▶ _Try it_
The answer is the set of lines that include "JSON", copied from the data below.

▶ _Excerpted data_

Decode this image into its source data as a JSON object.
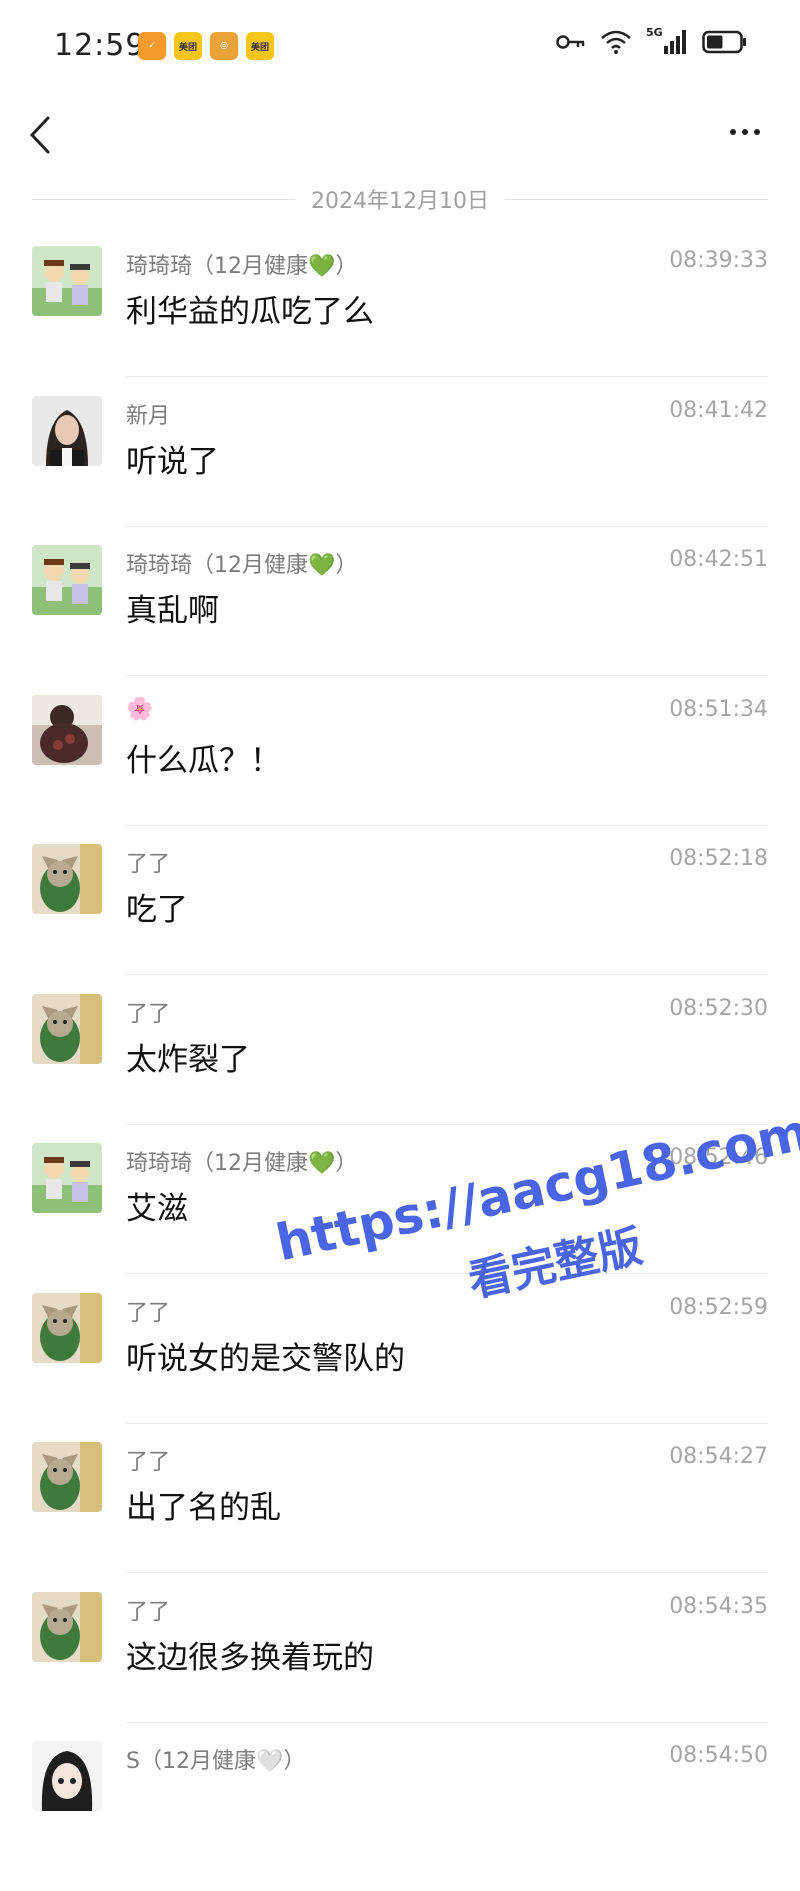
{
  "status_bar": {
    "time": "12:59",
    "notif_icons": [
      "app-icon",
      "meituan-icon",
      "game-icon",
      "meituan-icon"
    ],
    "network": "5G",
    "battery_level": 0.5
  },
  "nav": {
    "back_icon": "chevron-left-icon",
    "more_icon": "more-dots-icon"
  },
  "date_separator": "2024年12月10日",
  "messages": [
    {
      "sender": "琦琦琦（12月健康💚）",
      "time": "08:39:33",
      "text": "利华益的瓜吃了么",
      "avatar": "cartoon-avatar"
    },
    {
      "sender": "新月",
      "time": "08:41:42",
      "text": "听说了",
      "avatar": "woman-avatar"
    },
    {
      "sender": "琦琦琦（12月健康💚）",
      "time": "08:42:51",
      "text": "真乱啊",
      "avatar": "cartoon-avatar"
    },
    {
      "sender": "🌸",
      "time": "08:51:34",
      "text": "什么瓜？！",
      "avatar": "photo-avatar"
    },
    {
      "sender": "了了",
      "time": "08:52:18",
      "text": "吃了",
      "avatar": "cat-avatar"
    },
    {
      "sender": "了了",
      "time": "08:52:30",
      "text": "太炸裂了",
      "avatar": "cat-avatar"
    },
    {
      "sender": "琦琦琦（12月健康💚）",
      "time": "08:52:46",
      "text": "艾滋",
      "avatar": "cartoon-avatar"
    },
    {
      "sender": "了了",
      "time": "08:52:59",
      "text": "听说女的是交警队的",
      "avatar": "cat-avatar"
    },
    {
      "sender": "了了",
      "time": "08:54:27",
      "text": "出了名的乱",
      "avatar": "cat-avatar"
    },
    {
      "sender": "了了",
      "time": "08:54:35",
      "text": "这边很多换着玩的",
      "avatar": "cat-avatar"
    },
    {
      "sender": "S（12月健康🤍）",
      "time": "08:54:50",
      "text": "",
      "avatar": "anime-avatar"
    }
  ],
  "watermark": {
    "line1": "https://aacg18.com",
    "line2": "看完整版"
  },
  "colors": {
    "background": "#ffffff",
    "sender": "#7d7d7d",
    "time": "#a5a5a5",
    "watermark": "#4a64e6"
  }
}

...

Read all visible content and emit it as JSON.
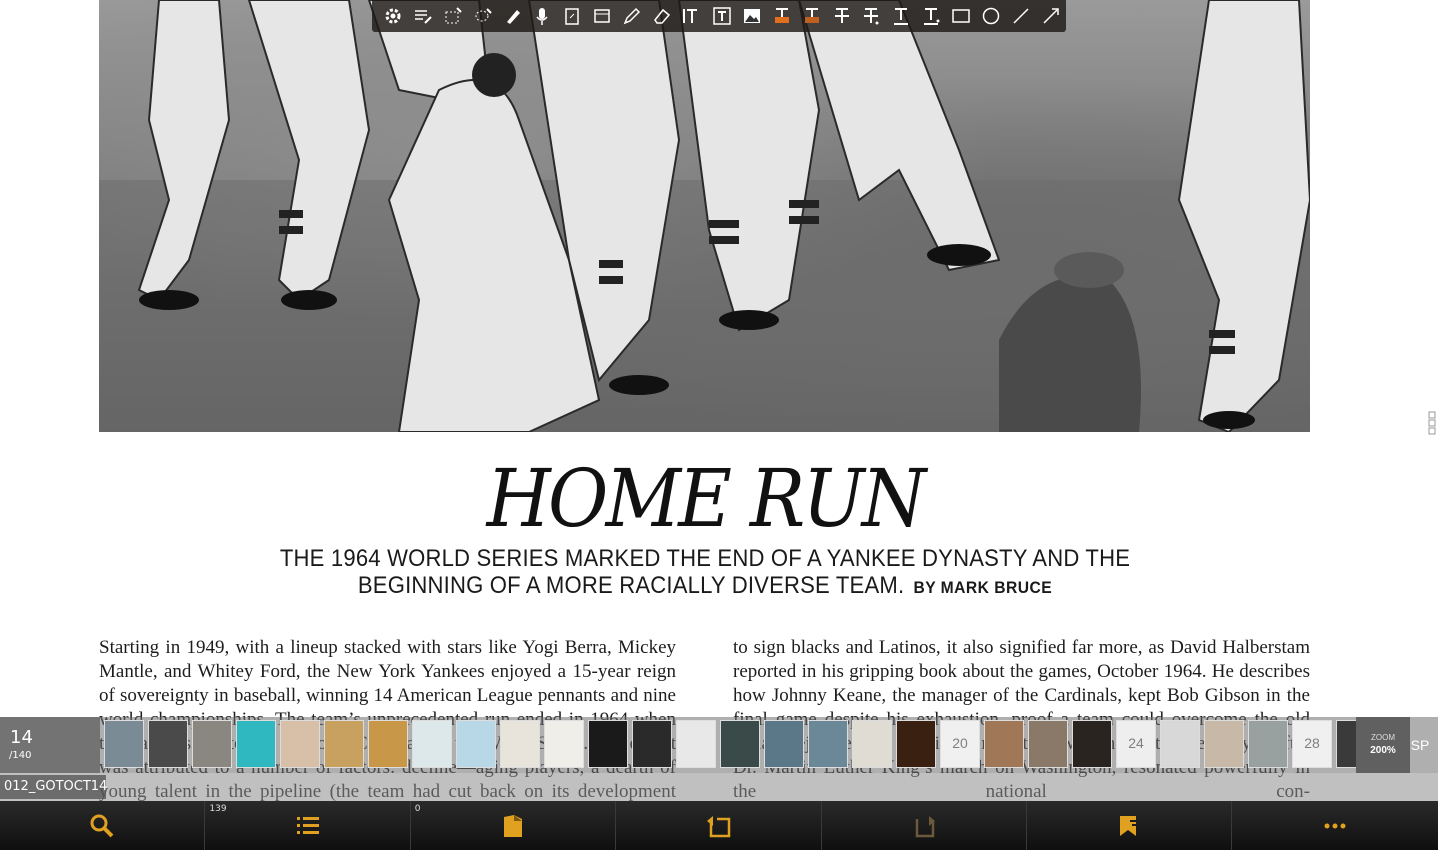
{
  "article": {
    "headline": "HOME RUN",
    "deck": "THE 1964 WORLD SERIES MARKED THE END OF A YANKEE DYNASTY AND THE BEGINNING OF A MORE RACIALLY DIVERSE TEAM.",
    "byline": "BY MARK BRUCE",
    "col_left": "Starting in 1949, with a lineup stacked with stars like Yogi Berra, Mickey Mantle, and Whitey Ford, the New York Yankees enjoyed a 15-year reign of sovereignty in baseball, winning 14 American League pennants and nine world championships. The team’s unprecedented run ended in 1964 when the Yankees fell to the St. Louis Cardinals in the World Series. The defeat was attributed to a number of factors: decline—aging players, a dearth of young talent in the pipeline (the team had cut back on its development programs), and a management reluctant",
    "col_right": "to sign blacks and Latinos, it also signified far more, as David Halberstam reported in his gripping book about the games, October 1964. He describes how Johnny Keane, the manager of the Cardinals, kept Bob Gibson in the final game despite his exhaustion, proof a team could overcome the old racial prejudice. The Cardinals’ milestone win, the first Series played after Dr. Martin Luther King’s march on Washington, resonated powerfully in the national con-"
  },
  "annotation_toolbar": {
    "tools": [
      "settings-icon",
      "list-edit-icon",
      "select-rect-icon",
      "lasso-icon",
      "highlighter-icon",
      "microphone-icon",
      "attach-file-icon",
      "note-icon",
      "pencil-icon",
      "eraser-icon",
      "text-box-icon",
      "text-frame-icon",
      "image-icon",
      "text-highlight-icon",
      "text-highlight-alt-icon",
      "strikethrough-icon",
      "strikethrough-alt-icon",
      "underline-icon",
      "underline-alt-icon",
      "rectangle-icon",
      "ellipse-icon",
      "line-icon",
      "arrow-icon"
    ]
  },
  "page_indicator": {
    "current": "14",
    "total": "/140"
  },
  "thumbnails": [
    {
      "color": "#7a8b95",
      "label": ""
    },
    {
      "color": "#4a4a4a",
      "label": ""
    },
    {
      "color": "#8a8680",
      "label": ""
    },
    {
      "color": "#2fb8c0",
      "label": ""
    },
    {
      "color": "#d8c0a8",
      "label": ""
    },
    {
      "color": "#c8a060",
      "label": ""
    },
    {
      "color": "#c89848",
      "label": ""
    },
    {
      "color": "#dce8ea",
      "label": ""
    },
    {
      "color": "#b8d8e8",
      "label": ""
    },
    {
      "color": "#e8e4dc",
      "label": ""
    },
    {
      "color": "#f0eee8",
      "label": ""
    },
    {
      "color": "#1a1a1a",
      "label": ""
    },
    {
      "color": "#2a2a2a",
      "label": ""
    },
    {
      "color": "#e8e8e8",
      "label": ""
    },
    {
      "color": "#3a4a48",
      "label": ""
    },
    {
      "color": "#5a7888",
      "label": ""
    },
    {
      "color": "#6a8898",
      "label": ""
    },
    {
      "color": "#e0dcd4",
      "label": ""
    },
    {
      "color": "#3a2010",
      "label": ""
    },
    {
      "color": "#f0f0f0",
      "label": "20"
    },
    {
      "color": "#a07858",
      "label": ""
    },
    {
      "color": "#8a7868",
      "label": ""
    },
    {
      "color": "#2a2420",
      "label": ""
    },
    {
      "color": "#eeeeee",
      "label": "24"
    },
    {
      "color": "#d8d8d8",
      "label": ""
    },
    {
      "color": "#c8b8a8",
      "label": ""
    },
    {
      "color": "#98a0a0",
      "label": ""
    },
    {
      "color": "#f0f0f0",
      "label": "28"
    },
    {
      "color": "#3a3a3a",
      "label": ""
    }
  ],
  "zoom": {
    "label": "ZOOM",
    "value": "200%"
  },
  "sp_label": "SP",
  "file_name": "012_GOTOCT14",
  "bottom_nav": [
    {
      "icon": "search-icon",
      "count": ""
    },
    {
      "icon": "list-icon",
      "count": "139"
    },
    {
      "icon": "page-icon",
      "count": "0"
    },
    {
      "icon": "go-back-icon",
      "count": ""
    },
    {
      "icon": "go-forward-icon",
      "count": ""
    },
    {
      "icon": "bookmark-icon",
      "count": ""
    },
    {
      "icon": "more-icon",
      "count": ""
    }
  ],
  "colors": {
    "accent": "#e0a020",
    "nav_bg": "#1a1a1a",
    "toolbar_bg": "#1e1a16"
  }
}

▶ _Exercise output_
Decode this image into its source data as a JSON object.
Read all visible content and emit it as JSON.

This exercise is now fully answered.